Read the pages linked below for more information about clutter and the importance of decluttering for senior health and safety:
- Long-Term Planning for Housing and Changing Lifestyle Needs
- Too Much Old Stuff: How to Bust the Clutter
- Downsizing in Your Golden Years? Decluttering Tips for Seniors
- Moving to a Smaller Home and Decluttering a Lifetime of Belongings
- How to Declutter Your Entire Home, Going Room by Room
- Why Seniors Should Declutter and How to Easily Do So
- Helping Mom and Dad Declutter
- Pro Organizers’ Best Decluttering Tips
- Best Decluttering Tips (PDF)
- Ten Ways to Cut Clutter in Your Home
- 12 Brilliant Tips Professional Organizers Use to Tackle Their Own Messy Homes
- Get Organized! Tips to Declutter Your Home
- Declutter Your Life Now!
- Twenty-Five Ways to Clean Out Clutter
- Hoarding in the Elderly (PDF)
- Get Organized and Clear the Clutter
- Clutter Control: Six Tips for Clutter Control
- Easy Ways to Think and Live Clutter-Free
- Do I Have a Hoarding Disorder?
- Oprah: 12 Tips to Overcome Hoarding
- Hoarding Fact Sheet
- Dress for Success: Donation Drives
- The Muscular Dystrophy Association: Product Donations

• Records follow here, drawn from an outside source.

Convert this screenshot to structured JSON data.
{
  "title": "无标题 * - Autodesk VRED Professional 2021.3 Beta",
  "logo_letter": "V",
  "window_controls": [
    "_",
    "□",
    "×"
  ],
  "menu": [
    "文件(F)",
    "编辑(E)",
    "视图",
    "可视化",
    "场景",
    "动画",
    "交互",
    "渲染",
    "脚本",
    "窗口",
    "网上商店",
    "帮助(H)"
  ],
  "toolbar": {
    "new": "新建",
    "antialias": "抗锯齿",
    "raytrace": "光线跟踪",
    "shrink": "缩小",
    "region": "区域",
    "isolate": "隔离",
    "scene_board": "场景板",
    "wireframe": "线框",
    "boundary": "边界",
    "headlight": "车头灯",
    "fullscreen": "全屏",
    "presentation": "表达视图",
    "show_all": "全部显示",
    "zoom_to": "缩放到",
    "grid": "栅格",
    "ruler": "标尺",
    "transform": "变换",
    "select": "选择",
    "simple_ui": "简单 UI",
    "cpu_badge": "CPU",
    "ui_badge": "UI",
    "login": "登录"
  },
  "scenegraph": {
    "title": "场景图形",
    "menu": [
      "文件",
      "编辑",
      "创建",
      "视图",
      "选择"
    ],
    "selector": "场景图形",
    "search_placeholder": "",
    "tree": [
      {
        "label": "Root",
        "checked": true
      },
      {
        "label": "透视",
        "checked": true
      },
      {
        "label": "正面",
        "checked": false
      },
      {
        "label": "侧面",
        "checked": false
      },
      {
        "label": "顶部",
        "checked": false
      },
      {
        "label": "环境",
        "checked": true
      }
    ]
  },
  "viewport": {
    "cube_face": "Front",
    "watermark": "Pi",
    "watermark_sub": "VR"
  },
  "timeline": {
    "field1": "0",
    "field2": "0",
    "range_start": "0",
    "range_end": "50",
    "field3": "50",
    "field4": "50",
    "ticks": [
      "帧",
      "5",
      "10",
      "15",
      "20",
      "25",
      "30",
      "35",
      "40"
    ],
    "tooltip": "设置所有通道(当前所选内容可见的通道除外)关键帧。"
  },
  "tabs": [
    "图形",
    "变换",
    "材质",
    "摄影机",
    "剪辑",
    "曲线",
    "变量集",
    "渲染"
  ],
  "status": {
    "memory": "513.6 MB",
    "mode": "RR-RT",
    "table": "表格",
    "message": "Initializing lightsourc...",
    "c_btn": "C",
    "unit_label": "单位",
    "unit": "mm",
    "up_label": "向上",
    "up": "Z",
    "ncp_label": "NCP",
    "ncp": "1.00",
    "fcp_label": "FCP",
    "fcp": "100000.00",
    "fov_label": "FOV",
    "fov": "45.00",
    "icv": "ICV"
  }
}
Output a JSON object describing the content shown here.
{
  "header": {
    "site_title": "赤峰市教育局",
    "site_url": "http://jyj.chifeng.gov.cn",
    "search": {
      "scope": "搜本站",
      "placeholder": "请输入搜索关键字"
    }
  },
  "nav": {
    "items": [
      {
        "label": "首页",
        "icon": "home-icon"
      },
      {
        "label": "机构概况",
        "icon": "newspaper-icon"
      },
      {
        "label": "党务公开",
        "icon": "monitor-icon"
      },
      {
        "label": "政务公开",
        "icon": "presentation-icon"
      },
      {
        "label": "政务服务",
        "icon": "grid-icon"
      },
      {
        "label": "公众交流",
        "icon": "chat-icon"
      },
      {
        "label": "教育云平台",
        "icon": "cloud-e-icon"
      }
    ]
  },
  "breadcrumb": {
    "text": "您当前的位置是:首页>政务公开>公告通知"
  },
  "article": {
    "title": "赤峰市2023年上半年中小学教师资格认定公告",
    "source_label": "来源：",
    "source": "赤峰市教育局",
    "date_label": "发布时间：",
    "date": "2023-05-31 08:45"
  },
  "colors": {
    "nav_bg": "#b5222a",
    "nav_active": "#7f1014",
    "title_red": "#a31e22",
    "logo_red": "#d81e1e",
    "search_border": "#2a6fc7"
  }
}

- Goodwill: How to Donate
- Soles4Souls: Give Shoes
- Salvation Army: Donate Goods and Clothing